Segment Start: Records for the exercise

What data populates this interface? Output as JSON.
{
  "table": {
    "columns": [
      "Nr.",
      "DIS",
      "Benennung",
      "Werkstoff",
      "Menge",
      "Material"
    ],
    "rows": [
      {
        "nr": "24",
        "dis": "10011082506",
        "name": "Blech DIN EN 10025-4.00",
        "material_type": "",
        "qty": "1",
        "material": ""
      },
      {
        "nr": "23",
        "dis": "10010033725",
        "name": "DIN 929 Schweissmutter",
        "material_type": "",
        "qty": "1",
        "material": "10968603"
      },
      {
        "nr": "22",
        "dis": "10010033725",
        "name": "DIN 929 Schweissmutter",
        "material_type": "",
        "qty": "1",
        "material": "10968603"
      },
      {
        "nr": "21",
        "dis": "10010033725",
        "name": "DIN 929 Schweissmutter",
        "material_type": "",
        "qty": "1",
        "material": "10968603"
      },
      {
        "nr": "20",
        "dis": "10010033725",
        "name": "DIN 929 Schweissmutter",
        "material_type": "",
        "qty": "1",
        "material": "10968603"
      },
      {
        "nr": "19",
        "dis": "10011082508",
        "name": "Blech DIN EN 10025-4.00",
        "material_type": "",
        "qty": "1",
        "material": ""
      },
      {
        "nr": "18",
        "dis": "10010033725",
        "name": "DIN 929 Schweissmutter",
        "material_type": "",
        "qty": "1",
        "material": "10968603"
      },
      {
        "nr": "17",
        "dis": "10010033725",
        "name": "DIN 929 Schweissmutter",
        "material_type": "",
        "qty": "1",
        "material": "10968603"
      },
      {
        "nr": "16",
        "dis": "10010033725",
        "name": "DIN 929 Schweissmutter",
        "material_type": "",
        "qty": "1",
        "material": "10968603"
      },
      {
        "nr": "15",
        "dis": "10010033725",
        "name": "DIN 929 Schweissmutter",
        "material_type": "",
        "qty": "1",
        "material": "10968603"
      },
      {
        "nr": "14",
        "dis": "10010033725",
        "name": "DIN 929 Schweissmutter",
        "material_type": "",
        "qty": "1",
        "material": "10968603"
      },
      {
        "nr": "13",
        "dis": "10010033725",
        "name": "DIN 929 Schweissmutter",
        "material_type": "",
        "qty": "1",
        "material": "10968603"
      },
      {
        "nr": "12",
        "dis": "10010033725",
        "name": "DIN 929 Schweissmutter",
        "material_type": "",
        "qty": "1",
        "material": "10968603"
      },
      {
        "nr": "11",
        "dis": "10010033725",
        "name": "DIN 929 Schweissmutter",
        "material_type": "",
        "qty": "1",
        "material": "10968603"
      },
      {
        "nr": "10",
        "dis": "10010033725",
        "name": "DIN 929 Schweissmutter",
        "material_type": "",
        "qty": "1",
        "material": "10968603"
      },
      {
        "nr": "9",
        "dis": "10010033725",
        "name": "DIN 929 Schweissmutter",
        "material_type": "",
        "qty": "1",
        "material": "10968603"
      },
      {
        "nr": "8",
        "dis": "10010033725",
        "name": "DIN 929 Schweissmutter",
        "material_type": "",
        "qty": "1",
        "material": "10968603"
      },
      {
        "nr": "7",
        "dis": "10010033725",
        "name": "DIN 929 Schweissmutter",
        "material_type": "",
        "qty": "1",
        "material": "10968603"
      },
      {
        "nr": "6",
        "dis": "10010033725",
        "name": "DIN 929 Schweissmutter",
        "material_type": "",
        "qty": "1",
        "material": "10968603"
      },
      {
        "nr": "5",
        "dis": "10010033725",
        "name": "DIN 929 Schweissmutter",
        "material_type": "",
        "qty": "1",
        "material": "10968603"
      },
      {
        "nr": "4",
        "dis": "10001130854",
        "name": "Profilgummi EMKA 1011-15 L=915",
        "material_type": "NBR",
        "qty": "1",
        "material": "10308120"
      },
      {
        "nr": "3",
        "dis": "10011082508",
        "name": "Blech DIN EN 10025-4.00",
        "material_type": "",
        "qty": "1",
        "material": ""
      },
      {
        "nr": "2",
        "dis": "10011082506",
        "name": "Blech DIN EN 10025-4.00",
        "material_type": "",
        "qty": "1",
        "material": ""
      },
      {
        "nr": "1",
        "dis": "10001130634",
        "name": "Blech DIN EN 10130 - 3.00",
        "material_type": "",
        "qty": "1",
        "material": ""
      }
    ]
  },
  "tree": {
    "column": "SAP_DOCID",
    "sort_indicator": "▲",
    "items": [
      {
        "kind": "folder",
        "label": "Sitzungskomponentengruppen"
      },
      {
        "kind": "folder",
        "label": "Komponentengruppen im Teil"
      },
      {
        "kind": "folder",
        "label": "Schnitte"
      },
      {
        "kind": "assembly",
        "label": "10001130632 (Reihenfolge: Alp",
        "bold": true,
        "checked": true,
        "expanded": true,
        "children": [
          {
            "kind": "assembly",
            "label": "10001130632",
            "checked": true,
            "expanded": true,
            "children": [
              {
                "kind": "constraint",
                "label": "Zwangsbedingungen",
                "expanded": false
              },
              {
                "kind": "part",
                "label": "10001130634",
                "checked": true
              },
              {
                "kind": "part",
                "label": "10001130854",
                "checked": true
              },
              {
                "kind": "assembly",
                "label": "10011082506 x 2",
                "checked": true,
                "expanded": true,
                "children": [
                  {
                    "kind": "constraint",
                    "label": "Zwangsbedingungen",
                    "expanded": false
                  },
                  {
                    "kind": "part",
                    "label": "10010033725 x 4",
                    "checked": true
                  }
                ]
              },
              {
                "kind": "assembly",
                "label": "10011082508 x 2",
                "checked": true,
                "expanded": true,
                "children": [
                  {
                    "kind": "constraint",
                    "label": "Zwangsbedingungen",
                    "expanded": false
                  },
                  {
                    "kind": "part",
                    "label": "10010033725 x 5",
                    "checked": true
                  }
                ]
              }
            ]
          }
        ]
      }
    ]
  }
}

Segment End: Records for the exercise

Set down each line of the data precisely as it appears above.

Response to the task ::
What data populates this interface? Output as JSON.
{
  "table": {
    "columns": [
      "Nr.",
      "DIS",
      "Benennung",
      "Werkstoff",
      "Menge",
      "Material"
    ],
    "rows": [
      {
        "nr": "24",
        "dis": "10011082506",
        "name": "Blech DIN EN 10025-4.00",
        "material_type": "",
        "qty": "1",
        "material": ""
      },
      {
        "nr": "23",
        "dis": "10010033725",
        "name": "DIN 929 Schweissmutter",
        "material_type": "",
        "qty": "1",
        "material": "10968603"
      },
      {
        "nr": "22",
        "dis": "10010033725",
        "name": "DIN 929 Schweissmutter",
        "material_type": "",
        "qty": "1",
        "material": "10968603"
      },
      {
        "nr": "21",
        "dis": "10010033725",
        "name": "DIN 929 Schweissmutter",
        "material_type": "",
        "qty": "1",
        "material": "10968603"
      },
      {
        "nr": "20",
        "dis": "10010033725",
        "name": "DIN 929 Schweissmutter",
        "material_type": "",
        "qty": "1",
        "material": "10968603"
      },
      {
        "nr": "19",
        "dis": "10011082508",
        "name": "Blech DIN EN 10025-4.00",
        "material_type": "",
        "qty": "1",
        "material": ""
      },
      {
        "nr": "18",
        "dis": "10010033725",
        "name": "DIN 929 Schweissmutter",
        "material_type": "",
        "qty": "1",
        "material": "10968603"
      },
      {
        "nr": "17",
        "dis": "10010033725",
        "name": "DIN 929 Schweissmutter",
        "material_type": "",
        "qty": "1",
        "material": "10968603"
      },
      {
        "nr": "16",
        "dis": "10010033725",
        "name": "DIN 929 Schweissmutter",
        "material_type": "",
        "qty": "1",
        "material": "10968603"
      },
      {
        "nr": "15",
        "dis": "10010033725",
        "name": "DIN 929 Schweissmutter",
        "material_type": "",
        "qty": "1",
        "material": "10968603"
      },
      {
        "nr": "14",
        "dis": "10010033725",
        "name": "DIN 929 Schweissmutter",
        "material_type": "",
        "qty": "1",
        "material": "10968603"
      },
      {
        "nr": "13",
        "dis": "10010033725",
        "name": "DIN 929 Schweissmutter",
        "material_type": "",
        "qty": "1",
        "material": "10968603"
      },
      {
        "nr": "12",
        "dis": "10010033725",
        "name": "DIN 929 Schweissmutter",
        "material_type": "",
        "qty": "1",
        "material": "10968603"
      },
      {
        "nr": "11",
        "dis": "10010033725",
        "name": "DIN 929 Schweissmutter",
        "material_type": "",
        "qty": "1",
        "material": "10968603"
      },
      {
        "nr": "10",
        "dis": "10010033725",
        "name": "DIN 929 Schweissmutter",
        "material_type": "",
        "qty": "1",
        "material": "10968603"
      },
      {
        "nr": "9",
        "dis": "10010033725",
        "name": "DIN 929 Schweissmutter",
        "material_type": "",
        "qty": "1",
        "material": "10968603"
      },
      {
        "nr": "8",
        "dis": "10010033725",
        "name": "DIN 929 Schweissmutter",
        "material_type": "",
        "qty": "1",
        "material": "10968603"
      },
      {
        "nr": "7",
        "dis": "10010033725",
        "name": "DIN 929 Schweissmutter",
        "material_type": "",
        "qty": "1",
        "material": "10968603"
      },
      {
        "nr": "6",
        "dis": "10010033725",
        "name": "DIN 929 Schweissmutter",
        "material_type": "",
        "qty": "1",
        "material": "10968603"
      },
      {
        "nr": "5",
        "dis": "10010033725",
        "name": "DIN 929 Schweissmutter",
        "material_type": "",
        "qty": "1",
        "material": "10968603"
      },
      {
        "nr": "4",
        "dis": "10001130854",
        "name": "Profilgummi EMKA 1011-15 L=915",
        "material_type": "NBR",
        "qty": "1",
        "material": "10308120"
      },
      {
        "nr": "3",
        "dis": "10011082508",
        "name": "Blech DIN EN 10025-4.00",
        "material_type": "",
        "qty": "1",
        "material": ""
      },
      {
        "nr": "2",
        "dis": "10011082506",
        "name": "Blech DIN EN 10025-4.00",
        "material_type": "",
        "qty": "1",
        "material": ""
      },
      {
        "nr": "1",
        "dis": "10001130634",
        "name": "Blech DIN EN 10130 - 3.00",
        "material_type": "",
        "qty": "1",
        "material": ""
      }
    ]
  },
  "tree": {
    "column": "SAP_DOCID",
    "sort_indicator": "▲",
    "items": [
      {
        "kind": "folder",
        "label": "Sitzungskomponentengruppen"
      },
      {
        "kind": "folder",
        "label": "Komponentengruppen im Teil"
      },
      {
        "kind": "folder",
        "label": "Schnitte"
      },
      {
        "kind": "assembly",
        "label": "10001130632 (Reihenfolge: Alp",
        "bold": true,
        "checked": true,
        "expanded": true,
        "children": [
          {
            "kind": "assembly",
            "label": "10001130632",
            "checked": true,
            "expanded": true,
            "children": [
              {
                "kind": "constraint",
                "label": "Zwangsbedingungen",
                "expanded": false
              },
              {
                "kind": "part",
                "label": "10001130634",
                "checked": true
              },
              {
                "kind": "part",
                "label": "10001130854",
                "checked": true
              },
              {
                "kind": "assembly",
                "label": "10011082506 x 2",
                "checked": true,
                "expanded": true,
                "children": [
                  {
                    "kind": "constraint",
                    "label": "Zwangsbedingungen",
                    "expanded": false
                  },
                  {
                    "kind": "part",
                    "label": "10010033725 x 4",
                    "checked": true
                  }
                ]
              },
              {
                "kind": "assembly",
                "label": "10011082508 x 2",
                "checked": true,
                "expanded": true,
                "children": [
                  {
                    "kind": "constraint",
                    "label": "Zwangsbedingungen",
                    "expanded": false
                  },
                  {
                    "kind": "part",
                    "label": "10010033725 x 5",
                    "checked": true
                  }
                ]
              }
            ]
          }
        ]
      }
    ]
  }
}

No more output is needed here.